Go through the material below and copy all lines with "JSON".

### INPUT
┌──

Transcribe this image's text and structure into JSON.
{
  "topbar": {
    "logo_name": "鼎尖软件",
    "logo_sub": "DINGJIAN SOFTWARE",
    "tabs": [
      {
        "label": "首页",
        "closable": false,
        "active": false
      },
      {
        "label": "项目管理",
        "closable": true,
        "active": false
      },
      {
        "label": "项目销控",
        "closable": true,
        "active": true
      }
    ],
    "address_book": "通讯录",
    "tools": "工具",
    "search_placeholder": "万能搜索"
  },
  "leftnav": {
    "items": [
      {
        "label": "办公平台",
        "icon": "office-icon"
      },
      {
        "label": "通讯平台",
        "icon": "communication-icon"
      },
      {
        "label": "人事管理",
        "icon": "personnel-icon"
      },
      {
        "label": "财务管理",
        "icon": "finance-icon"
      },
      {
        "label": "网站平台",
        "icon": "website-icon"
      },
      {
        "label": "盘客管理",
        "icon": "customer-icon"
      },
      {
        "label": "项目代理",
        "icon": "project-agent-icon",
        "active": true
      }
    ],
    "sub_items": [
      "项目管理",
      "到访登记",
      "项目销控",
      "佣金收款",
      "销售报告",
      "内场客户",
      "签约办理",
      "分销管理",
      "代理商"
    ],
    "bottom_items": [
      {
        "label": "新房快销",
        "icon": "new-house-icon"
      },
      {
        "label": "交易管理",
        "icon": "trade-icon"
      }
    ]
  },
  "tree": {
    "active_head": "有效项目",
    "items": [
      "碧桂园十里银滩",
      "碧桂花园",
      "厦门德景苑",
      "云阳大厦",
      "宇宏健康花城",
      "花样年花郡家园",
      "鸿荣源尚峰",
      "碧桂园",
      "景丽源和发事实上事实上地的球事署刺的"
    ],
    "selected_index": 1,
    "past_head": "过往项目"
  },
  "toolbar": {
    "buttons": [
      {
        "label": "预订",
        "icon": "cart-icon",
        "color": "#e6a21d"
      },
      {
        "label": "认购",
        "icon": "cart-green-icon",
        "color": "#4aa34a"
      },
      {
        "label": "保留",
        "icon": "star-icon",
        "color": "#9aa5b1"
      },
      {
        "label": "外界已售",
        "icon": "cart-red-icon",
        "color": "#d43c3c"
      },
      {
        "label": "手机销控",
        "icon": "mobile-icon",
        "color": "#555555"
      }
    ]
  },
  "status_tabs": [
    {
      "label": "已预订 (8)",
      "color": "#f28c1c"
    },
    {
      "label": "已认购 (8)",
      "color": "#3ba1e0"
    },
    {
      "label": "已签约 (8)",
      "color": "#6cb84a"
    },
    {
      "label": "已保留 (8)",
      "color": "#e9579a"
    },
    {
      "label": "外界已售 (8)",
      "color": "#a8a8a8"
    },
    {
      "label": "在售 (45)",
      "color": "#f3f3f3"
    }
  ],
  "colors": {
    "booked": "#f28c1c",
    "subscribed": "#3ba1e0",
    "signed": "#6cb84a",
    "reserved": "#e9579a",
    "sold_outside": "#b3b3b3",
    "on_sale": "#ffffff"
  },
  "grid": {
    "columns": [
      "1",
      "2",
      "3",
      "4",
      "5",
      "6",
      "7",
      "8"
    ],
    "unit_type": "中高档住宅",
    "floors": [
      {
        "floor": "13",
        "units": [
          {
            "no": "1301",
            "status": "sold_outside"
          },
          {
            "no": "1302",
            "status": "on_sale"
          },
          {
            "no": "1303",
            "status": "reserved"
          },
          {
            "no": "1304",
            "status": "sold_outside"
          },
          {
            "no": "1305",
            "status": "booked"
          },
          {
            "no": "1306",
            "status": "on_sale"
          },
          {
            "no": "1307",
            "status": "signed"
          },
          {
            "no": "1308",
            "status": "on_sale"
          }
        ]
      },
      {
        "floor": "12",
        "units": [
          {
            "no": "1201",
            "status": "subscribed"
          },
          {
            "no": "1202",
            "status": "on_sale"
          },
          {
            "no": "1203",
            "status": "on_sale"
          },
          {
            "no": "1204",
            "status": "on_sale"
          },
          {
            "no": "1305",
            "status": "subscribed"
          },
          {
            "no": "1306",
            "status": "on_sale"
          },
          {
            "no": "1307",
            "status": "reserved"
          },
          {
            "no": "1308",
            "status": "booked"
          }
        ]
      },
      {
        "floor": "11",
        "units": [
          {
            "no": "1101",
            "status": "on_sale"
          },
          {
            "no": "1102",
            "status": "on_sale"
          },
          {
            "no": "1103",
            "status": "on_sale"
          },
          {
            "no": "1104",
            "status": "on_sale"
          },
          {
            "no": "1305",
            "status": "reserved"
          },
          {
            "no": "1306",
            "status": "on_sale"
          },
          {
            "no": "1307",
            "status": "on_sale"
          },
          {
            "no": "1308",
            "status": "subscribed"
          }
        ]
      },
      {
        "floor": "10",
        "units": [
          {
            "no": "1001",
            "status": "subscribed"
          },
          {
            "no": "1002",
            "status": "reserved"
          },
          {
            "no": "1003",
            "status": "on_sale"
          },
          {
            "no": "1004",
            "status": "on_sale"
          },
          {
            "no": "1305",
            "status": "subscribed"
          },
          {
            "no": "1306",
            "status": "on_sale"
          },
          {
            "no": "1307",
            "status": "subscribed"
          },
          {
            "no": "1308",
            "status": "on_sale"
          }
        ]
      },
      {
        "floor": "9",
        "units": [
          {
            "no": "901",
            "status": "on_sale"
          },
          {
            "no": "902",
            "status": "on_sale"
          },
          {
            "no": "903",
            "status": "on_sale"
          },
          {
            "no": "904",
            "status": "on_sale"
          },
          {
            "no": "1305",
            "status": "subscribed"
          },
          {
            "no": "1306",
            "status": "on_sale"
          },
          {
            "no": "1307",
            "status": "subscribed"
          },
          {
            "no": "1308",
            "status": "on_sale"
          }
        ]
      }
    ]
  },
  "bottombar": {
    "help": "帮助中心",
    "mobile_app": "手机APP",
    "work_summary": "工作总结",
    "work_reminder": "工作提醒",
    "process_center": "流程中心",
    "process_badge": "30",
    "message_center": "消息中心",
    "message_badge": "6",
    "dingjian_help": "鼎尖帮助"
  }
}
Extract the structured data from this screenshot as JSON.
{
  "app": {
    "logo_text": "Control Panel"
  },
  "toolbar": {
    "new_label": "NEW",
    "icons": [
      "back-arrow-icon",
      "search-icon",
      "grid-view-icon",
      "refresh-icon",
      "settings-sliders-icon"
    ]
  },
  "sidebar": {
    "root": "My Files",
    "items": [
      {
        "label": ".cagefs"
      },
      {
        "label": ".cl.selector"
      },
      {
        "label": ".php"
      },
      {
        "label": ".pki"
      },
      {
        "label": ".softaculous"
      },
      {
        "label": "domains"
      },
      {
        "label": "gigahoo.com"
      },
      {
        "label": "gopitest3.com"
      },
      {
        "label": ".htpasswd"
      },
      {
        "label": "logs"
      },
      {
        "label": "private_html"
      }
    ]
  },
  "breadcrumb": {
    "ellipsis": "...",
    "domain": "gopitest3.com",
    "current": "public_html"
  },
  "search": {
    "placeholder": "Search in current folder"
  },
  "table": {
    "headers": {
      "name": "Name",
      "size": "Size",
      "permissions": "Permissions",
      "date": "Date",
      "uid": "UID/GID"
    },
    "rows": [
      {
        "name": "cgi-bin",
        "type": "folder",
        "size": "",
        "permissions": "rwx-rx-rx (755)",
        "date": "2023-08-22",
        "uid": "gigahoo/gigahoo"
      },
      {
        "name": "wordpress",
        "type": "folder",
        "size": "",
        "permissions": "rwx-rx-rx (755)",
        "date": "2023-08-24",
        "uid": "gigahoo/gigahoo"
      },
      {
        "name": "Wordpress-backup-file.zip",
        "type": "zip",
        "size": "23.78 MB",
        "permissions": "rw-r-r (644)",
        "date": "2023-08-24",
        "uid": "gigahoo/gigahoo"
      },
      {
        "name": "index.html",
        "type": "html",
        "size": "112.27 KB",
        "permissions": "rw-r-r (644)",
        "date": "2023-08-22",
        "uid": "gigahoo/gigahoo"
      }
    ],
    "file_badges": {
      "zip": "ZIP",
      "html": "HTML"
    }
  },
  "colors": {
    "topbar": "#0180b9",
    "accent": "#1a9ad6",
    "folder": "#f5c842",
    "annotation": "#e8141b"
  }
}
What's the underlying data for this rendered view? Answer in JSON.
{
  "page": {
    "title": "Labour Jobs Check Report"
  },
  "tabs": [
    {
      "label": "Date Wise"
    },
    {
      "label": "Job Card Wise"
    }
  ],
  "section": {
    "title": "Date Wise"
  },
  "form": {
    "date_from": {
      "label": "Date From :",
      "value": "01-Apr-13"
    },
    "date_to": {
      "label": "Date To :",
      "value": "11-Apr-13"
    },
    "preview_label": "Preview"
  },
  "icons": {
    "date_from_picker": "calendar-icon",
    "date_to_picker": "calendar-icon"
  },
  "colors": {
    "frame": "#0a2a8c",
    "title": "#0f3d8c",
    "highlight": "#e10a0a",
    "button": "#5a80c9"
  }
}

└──

### RESULT
Transcribe this image's text and structure into JSON.
Extract the structured data from this screenshot as JSON.
What's the underlying data for this rendered view? Answer in JSON.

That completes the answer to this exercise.